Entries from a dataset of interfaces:
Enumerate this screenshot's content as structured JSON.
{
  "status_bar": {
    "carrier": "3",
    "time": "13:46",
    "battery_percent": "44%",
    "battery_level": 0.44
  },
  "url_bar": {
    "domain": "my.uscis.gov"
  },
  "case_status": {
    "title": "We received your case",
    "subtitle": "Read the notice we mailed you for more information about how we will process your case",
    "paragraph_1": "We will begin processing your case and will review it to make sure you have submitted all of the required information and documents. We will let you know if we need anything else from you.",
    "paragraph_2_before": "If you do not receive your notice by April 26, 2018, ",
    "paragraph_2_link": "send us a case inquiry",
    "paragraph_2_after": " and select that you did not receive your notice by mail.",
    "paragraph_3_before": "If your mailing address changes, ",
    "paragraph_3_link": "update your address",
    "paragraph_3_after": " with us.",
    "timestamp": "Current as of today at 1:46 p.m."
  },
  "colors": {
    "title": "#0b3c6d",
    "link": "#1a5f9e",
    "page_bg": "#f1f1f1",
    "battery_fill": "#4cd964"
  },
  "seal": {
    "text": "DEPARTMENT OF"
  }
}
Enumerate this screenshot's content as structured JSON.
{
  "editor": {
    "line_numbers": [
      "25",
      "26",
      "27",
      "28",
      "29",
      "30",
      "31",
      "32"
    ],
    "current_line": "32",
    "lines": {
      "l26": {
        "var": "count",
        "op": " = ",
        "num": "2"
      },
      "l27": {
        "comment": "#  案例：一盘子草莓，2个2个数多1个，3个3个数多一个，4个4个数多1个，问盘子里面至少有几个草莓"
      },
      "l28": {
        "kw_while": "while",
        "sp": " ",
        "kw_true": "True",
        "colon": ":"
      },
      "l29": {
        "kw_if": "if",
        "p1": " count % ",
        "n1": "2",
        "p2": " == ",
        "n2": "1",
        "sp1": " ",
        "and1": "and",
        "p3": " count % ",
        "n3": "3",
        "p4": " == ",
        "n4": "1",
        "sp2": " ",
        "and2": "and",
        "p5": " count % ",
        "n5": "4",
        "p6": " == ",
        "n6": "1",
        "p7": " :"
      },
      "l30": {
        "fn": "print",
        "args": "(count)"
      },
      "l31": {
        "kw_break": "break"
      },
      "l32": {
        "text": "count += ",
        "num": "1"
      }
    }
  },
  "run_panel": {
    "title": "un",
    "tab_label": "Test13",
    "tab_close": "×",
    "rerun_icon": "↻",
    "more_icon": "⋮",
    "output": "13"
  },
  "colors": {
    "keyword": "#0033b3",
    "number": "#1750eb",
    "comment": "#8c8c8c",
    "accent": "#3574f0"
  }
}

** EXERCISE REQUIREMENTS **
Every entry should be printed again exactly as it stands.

** COMPLETED EXERCISE **
Enumerate this screenshot's content as structured JSON.
{
  "status_bar": {
    "carrier": "3",
    "time": "13:46",
    "battery_percent": "44%",
    "battery_level": 0.44
  },
  "url_bar": {
    "domain": "my.uscis.gov"
  },
  "case_status": {
    "title": "We received your case",
    "subtitle": "Read the notice we mailed you for more information about how we will process your case",
    "paragraph_1": "We will begin processing your case and will review it to make sure you have submitted all of the required information and documents. We will let you know if we need anything else from you.",
    "paragraph_2_before": "If you do not receive your notice by April 26, 2018, ",
    "paragraph_2_link": "send us a case inquiry",
    "paragraph_2_after": " and select that you did not receive your notice by mail.",
    "paragraph_3_before": "If your mailing address changes, ",
    "paragraph_3_link": "update your address",
    "paragraph_3_after": " with us.",
    "timestamp": "Current as of today at 1:46 p.m."
  },
  "colors": {
    "title": "#0b3c6d",
    "link": "#1a5f9e",
    "page_bg": "#f1f1f1",
    "battery_fill": "#4cd964"
  },
  "seal": {
    "text": "DEPARTMENT OF"
  }
}
Enumerate this screenshot's content as structured JSON.
{
  "editor": {
    "line_numbers": [
      "25",
      "26",
      "27",
      "28",
      "29",
      "30",
      "31",
      "32"
    ],
    "current_line": "32",
    "lines": {
      "l26": {
        "var": "count",
        "op": " = ",
        "num": "2"
      },
      "l27": {
        "comment": "#  案例：一盘子草莓，2个2个数多1个，3个3个数多一个，4个4个数多1个，问盘子里面至少有几个草莓"
      },
      "l28": {
        "kw_while": "while",
        "sp": " ",
        "kw_true": "True",
        "colon": ":"
      },
      "l29": {
        "kw_if": "if",
        "p1": " count % ",
        "n1": "2",
        "p2": " == ",
        "n2": "1",
        "sp1": " ",
        "and1": "and",
        "p3": " count % ",
        "n3": "3",
        "p4": " == ",
        "n4": "1",
        "sp2": " ",
        "and2": "and",
        "p5": " count % ",
        "n5": "4",
        "p6": " == ",
        "n6": "1",
        "p7": " :"
      },
      "l30": {
        "fn": "print",
        "args": "(count)"
      },
      "l31": {
        "kw_break": "break"
      },
      "l32": {
        "text": "count += ",
        "num": "1"
      }
    }
  },
  "run_panel": {
    "title": "un",
    "tab_label": "Test13",
    "tab_close": "×",
    "rerun_icon": "↻",
    "more_icon": "⋮",
    "output": "13"
  },
  "colors": {
    "keyword": "#0033b3",
    "number": "#1750eb",
    "comment": "#8c8c8c",
    "accent": "#3574f0"
  }
}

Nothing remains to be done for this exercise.